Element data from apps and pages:
"""

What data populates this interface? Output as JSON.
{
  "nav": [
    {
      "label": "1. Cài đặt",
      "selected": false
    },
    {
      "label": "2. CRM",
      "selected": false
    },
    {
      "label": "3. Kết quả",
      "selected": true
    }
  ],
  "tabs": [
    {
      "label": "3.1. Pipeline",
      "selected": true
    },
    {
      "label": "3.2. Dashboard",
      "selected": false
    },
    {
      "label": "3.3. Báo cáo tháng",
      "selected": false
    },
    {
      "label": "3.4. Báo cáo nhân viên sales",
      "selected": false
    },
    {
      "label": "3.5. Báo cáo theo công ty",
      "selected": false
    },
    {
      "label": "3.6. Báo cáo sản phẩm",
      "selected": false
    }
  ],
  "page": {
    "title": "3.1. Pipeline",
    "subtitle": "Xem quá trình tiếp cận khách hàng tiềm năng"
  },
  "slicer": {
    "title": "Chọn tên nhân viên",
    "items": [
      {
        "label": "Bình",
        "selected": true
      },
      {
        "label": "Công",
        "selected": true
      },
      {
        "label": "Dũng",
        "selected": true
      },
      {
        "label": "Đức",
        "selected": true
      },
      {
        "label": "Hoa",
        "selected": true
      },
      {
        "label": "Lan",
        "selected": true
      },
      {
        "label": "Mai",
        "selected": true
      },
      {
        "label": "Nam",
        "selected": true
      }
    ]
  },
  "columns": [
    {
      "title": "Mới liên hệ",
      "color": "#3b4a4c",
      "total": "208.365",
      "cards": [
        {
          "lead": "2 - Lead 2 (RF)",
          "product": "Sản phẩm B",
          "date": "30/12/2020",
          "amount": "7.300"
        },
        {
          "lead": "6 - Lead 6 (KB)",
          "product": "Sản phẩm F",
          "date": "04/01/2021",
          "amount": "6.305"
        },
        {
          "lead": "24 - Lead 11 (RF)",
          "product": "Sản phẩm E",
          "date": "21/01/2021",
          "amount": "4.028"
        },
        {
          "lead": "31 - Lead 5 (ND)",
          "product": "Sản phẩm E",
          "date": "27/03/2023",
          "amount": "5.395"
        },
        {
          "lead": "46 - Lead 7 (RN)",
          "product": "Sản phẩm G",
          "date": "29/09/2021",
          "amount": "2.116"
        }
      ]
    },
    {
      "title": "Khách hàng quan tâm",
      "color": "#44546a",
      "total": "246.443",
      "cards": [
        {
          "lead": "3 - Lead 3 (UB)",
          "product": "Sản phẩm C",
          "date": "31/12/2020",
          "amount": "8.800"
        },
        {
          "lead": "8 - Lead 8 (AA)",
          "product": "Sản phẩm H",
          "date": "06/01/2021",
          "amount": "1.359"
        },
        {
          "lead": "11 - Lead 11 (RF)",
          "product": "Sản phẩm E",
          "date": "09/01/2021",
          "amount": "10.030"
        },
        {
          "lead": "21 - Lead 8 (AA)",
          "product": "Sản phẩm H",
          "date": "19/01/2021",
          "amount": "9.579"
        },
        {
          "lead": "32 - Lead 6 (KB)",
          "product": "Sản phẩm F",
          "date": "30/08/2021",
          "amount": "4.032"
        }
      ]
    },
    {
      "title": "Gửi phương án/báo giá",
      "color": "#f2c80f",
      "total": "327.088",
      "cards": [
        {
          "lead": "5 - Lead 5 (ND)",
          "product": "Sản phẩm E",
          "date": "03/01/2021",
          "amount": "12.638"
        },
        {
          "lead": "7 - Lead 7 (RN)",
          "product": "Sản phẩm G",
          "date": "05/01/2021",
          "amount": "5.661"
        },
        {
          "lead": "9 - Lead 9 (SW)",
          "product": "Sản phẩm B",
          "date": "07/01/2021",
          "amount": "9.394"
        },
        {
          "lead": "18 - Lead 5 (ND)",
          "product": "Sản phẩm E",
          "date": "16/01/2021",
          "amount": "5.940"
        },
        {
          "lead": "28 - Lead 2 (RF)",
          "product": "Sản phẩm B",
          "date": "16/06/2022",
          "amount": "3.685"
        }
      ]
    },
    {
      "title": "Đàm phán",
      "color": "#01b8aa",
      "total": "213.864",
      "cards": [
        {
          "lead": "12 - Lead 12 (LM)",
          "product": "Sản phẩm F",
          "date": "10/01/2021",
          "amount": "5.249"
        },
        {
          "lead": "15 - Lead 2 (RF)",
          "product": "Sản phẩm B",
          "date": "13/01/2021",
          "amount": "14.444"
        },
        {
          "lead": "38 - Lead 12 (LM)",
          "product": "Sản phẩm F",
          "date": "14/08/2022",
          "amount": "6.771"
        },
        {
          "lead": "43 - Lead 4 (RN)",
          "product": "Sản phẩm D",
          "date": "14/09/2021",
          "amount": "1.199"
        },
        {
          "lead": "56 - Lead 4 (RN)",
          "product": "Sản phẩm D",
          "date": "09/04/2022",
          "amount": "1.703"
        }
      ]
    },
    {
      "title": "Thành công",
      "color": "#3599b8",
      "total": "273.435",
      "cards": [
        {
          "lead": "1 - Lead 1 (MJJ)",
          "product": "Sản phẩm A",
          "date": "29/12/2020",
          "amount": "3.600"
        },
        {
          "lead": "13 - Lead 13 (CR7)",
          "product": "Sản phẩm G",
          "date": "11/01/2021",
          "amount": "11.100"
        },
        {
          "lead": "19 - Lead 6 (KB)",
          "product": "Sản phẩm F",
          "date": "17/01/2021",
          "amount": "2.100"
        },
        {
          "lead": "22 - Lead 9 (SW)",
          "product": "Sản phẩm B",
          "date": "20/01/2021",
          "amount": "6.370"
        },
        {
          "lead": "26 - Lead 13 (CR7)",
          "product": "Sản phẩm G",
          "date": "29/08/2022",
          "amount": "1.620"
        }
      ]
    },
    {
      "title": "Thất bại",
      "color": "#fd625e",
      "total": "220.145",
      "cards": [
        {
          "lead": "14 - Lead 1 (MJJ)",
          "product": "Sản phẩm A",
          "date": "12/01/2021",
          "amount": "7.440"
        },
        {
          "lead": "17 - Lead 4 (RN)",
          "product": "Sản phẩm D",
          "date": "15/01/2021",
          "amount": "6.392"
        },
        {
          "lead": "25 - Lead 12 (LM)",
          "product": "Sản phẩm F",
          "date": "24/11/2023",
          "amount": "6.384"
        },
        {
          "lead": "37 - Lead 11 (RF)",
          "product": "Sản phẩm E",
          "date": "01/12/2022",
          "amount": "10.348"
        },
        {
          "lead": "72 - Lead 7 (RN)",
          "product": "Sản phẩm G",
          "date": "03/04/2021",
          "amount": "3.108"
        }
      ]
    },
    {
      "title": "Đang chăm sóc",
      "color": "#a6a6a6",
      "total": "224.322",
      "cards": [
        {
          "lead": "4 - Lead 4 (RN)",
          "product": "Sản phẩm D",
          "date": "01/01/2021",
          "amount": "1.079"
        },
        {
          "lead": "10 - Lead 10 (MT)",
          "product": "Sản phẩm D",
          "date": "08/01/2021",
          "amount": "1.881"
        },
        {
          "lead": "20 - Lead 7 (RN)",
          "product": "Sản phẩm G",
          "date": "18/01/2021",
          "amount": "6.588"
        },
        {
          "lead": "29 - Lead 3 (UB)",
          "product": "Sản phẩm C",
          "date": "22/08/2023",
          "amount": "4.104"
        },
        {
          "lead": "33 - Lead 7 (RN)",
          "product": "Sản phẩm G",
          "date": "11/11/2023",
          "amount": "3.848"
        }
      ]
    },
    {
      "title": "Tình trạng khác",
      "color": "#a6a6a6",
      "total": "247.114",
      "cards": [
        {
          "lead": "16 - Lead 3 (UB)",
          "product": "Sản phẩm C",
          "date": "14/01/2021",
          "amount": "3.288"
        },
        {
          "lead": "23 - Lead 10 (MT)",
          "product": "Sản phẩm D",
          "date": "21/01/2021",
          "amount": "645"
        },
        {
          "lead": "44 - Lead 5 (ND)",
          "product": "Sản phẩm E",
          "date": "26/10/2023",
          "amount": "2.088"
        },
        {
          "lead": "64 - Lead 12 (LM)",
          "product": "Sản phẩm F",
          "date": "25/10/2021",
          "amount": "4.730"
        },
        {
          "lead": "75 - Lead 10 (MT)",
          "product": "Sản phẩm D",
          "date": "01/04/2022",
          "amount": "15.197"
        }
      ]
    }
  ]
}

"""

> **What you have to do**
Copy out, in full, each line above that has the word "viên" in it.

> **Answer to this problem**
      "label": "3.4. Báo cáo nhân viên sales",
    "title": "Chọn tên nhân viên",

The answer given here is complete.